“This agreement . . . delivers good terms for dancers and other performers who work in music videos (and) sets the first industry-wide standard for wages and working conditions in music video production,” said negotiating committee member and dancer Sharon Ferguson, who has worked with music video artists including Prince and No Doubt.
“That’s huge!” she added.
On the commercials front, rather than begin negotiations in October as previously planned, SAG-AFTRA and the advertising industry will “pursue a ‘Clearinghouse Project’ designed to address some of the data challenges encountered during the (GRP) Pilot Project,” according to the union.
The GRP concept, which has been under study for over three years, could result in a large change to the way commercials residuals are calculated. It would have no effect on the calculation of the entertainment residuals that are more familiar to Hollywood.

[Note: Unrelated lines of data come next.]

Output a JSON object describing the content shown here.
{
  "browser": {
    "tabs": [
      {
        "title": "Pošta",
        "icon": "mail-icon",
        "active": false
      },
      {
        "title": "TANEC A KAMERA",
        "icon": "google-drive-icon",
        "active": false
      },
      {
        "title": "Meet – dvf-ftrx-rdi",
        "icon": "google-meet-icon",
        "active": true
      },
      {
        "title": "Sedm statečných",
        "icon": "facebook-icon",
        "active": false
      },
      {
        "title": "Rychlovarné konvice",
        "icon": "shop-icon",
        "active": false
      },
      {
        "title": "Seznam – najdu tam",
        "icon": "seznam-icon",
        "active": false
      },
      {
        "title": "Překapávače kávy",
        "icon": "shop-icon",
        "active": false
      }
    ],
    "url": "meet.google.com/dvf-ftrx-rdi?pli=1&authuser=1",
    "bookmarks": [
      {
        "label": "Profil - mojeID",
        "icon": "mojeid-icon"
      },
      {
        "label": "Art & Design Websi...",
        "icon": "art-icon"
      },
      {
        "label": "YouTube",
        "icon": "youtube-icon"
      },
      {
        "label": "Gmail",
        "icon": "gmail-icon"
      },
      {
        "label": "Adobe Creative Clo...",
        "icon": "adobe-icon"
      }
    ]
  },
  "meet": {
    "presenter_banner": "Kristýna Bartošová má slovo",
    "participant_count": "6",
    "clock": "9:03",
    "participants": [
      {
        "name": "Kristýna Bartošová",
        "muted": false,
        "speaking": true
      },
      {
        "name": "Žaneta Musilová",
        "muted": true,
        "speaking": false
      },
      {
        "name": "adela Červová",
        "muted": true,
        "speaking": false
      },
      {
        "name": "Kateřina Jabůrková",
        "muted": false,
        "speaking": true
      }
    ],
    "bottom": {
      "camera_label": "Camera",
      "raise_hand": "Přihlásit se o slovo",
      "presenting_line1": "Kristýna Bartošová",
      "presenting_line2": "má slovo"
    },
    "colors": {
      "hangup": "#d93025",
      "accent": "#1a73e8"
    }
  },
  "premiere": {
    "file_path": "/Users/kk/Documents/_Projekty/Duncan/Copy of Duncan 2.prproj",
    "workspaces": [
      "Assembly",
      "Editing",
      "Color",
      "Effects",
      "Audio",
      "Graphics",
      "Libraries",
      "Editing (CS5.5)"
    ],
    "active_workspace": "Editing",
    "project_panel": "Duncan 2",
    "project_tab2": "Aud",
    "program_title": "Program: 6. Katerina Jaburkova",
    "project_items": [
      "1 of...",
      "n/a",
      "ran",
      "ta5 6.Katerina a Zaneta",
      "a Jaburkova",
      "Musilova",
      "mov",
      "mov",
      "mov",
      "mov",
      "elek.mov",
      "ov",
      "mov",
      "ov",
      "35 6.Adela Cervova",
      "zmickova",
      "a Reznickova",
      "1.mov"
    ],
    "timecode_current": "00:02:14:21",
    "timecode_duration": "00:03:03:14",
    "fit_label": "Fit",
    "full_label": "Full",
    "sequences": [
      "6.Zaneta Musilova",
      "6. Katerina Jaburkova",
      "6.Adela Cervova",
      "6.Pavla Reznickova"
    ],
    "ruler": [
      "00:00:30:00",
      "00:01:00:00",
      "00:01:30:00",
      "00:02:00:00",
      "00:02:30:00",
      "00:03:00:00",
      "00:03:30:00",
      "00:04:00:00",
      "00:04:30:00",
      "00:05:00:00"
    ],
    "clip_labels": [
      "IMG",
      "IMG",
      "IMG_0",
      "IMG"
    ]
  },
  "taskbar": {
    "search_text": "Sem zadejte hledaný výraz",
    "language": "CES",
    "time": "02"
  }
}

Can it be possible that a music video might grant a talent SAG-AFTRA eligibility?